With only five people in attendance, from the bride and groom’s families and including a beautician and two photographers, the typical Kerala-style two-hour wedding was conducted right in their living room. From the sarees to the decorations and Kerala-style sadhya for the wedding feast, everything was done with help from locals, said the proud parents. “The only disappointment was that our son, who works in Bengaluru, couldn’t be by her side. He, along with his wife, blessed the couple via a video call, which was a moment to cherish,” mentioned Vinodini.
As per the social distancing guidelines issued by the Ministry of Health and Family Welfare, it was underscored to “keep already planned weddings to a limited gathering, postpone all non-essential social and cultural gatherings”. Under the circumstances, most couples and their families have either decided to wait indefinitely for the situation to “normalise” or downsize the event by “90 per cent in terms of capacity, preparations, food, photography and people”, said Pranesh Padmanabhan, CEO, Studio31_Weddings, which operates in southern states.
While he said that the photography business has taken a hit, much like other sectors with “more than 65 per cent revenue loss”, creativity has bloomed. “Minimalism is beautiful and as photographers, we love it. We are getting creative, with less people to disturb us,” joked Padmanabhan, while mentioning how couples themselves tend to be at ease with not too many prying eyes around them, as is the case during big fat Indian weddings.

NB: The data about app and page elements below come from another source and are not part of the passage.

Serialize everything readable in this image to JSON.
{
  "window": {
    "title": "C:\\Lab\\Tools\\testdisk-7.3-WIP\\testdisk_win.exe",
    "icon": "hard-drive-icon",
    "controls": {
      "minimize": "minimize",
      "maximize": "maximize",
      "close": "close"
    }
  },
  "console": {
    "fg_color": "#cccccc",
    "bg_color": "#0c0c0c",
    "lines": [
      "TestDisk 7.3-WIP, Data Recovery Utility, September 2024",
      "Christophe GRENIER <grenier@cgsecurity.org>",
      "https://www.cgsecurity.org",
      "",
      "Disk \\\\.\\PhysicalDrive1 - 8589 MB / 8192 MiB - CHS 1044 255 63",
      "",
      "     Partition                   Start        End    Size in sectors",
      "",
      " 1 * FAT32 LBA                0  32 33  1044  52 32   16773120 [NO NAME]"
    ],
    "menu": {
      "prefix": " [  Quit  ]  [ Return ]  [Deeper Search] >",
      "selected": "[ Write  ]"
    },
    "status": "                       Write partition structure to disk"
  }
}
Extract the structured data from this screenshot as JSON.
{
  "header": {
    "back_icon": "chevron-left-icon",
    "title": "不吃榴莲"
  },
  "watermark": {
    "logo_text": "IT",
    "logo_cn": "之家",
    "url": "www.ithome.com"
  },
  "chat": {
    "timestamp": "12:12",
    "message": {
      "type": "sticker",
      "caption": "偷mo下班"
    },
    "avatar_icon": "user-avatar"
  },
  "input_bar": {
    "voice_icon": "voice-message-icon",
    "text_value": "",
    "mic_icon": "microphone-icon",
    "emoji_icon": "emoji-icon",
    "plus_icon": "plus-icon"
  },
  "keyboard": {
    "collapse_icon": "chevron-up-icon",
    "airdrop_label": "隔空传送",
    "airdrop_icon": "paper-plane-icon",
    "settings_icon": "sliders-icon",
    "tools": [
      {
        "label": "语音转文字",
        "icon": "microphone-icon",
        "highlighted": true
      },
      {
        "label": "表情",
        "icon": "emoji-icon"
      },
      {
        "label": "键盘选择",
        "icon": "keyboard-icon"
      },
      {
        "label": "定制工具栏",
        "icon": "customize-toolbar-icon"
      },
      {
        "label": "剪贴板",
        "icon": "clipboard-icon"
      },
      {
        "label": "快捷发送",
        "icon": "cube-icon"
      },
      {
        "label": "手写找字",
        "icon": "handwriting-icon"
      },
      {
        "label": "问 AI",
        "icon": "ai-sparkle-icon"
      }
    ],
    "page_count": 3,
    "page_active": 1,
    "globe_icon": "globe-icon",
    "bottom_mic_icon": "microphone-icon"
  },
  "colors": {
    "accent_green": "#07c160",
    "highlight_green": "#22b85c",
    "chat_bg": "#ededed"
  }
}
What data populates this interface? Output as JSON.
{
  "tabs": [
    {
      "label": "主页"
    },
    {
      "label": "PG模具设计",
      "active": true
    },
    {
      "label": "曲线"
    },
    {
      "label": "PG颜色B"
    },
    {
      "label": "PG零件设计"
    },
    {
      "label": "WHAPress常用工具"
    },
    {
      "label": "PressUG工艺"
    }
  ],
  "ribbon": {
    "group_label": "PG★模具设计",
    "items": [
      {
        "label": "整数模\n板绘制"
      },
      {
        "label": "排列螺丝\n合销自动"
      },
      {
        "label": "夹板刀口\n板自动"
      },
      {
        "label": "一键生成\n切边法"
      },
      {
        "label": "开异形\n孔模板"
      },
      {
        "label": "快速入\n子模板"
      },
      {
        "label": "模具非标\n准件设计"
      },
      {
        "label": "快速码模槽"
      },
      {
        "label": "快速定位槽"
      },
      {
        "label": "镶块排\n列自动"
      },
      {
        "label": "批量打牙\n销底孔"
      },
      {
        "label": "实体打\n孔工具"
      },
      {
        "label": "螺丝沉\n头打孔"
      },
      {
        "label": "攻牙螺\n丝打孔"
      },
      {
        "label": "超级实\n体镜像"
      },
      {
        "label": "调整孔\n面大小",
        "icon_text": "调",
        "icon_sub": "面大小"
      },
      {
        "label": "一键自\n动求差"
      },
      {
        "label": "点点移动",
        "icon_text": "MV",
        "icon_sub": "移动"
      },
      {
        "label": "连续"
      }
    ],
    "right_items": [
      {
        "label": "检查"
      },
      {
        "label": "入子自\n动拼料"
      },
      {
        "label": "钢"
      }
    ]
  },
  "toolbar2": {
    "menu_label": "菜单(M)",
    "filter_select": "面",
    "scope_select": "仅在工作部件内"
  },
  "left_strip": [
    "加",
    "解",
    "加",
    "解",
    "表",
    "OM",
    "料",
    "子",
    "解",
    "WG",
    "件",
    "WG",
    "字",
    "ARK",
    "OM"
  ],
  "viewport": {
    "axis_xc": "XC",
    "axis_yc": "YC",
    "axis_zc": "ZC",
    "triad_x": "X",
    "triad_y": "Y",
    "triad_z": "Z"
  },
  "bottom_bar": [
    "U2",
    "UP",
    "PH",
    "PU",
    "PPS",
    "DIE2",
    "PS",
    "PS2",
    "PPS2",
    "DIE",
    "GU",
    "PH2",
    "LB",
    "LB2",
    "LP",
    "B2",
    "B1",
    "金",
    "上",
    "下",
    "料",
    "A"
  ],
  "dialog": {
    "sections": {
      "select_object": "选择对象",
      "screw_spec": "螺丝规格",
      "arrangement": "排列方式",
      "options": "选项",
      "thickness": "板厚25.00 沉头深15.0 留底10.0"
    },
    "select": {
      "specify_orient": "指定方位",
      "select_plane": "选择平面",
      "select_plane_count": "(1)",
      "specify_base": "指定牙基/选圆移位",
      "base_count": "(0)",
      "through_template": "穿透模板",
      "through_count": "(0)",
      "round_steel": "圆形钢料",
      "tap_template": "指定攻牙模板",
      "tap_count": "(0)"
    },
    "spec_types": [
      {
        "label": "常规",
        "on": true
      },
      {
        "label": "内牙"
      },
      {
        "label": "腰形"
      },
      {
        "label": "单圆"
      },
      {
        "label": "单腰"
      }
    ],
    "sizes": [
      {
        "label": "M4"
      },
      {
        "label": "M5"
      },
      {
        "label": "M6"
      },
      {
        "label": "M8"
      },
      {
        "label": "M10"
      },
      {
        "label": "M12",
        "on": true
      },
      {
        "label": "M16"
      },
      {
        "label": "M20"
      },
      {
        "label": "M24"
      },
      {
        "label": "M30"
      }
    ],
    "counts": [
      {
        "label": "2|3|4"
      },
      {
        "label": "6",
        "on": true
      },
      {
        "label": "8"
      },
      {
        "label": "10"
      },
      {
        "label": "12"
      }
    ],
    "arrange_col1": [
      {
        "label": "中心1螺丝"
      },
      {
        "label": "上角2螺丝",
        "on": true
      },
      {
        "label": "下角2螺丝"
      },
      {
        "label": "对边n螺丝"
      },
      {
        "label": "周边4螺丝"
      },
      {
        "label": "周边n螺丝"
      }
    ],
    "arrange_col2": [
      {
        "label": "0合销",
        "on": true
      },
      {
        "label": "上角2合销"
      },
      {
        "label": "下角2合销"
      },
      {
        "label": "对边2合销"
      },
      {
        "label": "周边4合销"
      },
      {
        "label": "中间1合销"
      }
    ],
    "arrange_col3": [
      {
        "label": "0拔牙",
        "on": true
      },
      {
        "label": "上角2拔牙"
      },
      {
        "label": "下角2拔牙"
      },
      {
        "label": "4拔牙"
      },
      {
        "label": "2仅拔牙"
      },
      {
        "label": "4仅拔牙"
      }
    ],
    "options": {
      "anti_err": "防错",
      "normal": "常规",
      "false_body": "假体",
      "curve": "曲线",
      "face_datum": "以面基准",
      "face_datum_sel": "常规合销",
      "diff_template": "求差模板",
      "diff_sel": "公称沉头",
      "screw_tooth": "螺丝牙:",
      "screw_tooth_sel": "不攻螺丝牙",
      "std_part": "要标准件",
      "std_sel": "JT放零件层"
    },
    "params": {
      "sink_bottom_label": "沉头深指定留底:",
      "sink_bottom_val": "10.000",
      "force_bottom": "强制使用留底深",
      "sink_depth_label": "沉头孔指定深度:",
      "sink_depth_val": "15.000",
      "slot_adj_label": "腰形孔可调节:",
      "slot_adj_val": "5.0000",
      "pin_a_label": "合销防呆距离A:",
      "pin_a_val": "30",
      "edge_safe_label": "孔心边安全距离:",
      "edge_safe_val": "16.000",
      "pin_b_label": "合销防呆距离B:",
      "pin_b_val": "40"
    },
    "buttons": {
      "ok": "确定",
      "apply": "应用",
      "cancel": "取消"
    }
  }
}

His company has been promoting small-scale weddings at homes and in marriage halls, with not over 30 people in attendance, including helpers. Padmanabhan believes people are opening up to the idea that less is more.
Avantika Raghavan, 29, a dermatologist, who tied the knot in the presence of 30 people at a small wedding hall in Chennai’s West Mambalam on March 30, with due police permission, says her original guest list “hovered around 1,500 as it was a much-anticipated wedding on both sides”. “Within a matter of 10 days,” she shares, “we had to find a small wedding hall near our place, cancel the bigger one, changed to a local caterer, with only few invitations printed and rest e-invites.”
She told indianexpress.com, “We had waited so long to start our life together. My husband always wanted a small intimate wedding with only close family and friends, so the lockdown kind of made his wish come true. Also, there were no auspicious dates after March 30.”
“The hall was cleaned with hospital-grade floor cleaners, surface disinfectants; hand sanitisers were kept at multiple places; masks were handed out at the entrance to those who didn’t wear one and only seven to eight were allowed to dine at a time,” said Raghavan, whose wedding was live-streamed to family and friends so they could be a part of it virtually.
*Only steel tumblers, no paper cups.
*No single-use plastics were used.
*Decor was minimalistic, with natural flowers only.
*Excess food was packaged and given away, not thrown.
*No packaged gifts, only blessings in kind.
*Thamboolam bags (wedding return gift bags) were made from upcycled/recycled cloth. An NGO called HelpHer made the bags from thrown curtain cloths, sofa covers, etc.
*Only few invitations were printed, rest were all e-invites.
Innovation is definitely the key, when it comes to couples making their wedding dreams come true during the pandemic.